How do you fare? Do this test. Take a random 5 to 10 clients you’ve had for at least three years who still have the same vehicle. Examine the past two year’s work on each vehicle. Add up the total labour hours billed on each vehicle during those two years. Calculate total kilometres driven by each client over that service period (ie. 35,000 km or 17,500 per year). Record what interval the vehicle was at when it came into the shop (ie. 60,000 km or 130,000 km). For that same period, look up the recommended manufacturer’s service requirements for the same kilometres driven and service intervals. Add up the total minimum labour hours recommended ensuring that vehicle was properly looked after.
Counsel versus sell. How did you make out? If you’re in the ballpark (five percent difference), well done—it looks like your system’s working and you have a good relationship with your clients. However, if you’re severely short in billed time, it may be time to examine your internal vehicle inspection and reporting process and how you’re dealing with your client base. Do you counsel them or sell them? Do you have a trustworthy relationship? Are all client recommendations in writing? Is there room for improvement?
Move on to the test’s second phase. Take the same vehicles and see what the manufacturer recommends for the next two years based on kilometres to be driven. Calculate the available labour hours to be billed. Be very aware of your progress with these clients. Based on your expertise and understanding of the client, are these service recommendations a good investment? If so, point out how the small maintenance investment makes sound financial sense rather than spending a substantial amount of money or increasing debt load for a new vehicle. If it’s not a good investment, counsel the client that it’s time to replace the vehicle.

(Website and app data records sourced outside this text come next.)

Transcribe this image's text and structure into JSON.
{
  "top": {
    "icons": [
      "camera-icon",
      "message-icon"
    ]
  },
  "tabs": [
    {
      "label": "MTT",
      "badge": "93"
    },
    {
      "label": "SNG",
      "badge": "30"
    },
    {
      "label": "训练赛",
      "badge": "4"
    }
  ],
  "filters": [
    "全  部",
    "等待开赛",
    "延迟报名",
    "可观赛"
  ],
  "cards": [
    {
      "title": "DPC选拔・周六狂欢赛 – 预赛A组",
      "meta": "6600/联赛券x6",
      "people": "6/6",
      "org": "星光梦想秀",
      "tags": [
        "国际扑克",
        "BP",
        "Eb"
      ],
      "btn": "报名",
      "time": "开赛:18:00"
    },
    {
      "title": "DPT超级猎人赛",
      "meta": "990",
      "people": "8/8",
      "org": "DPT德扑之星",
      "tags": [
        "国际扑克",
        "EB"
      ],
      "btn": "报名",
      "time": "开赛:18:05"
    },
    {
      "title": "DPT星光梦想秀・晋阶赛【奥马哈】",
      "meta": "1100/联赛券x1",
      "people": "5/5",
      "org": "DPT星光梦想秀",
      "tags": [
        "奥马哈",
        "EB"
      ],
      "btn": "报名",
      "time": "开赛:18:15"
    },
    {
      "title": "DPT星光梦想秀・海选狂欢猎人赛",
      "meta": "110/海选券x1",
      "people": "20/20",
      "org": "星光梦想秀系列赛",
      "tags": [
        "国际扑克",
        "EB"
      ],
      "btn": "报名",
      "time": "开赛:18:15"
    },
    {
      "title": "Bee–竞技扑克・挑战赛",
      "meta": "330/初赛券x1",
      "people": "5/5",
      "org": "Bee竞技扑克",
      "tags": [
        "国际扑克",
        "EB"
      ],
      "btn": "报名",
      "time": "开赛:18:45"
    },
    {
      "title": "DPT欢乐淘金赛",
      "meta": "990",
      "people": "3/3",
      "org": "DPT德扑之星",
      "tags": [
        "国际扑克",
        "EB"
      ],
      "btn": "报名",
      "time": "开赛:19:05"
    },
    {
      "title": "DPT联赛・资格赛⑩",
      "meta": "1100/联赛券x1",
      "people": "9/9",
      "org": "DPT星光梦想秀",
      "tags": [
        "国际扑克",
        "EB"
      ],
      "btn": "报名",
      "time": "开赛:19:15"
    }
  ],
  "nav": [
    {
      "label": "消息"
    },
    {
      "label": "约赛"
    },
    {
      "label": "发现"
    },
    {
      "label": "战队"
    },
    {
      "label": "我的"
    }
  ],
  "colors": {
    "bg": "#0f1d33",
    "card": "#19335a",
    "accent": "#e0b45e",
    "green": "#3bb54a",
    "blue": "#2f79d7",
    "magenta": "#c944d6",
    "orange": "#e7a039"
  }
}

Your clients are usually too busy to look after their own vehicle properly. Set up the system to manage these high-tech machines. Take the responsibility to ensure your client base gets an excellent ROI. When you do, I’m confident you’ll see the bottom line grow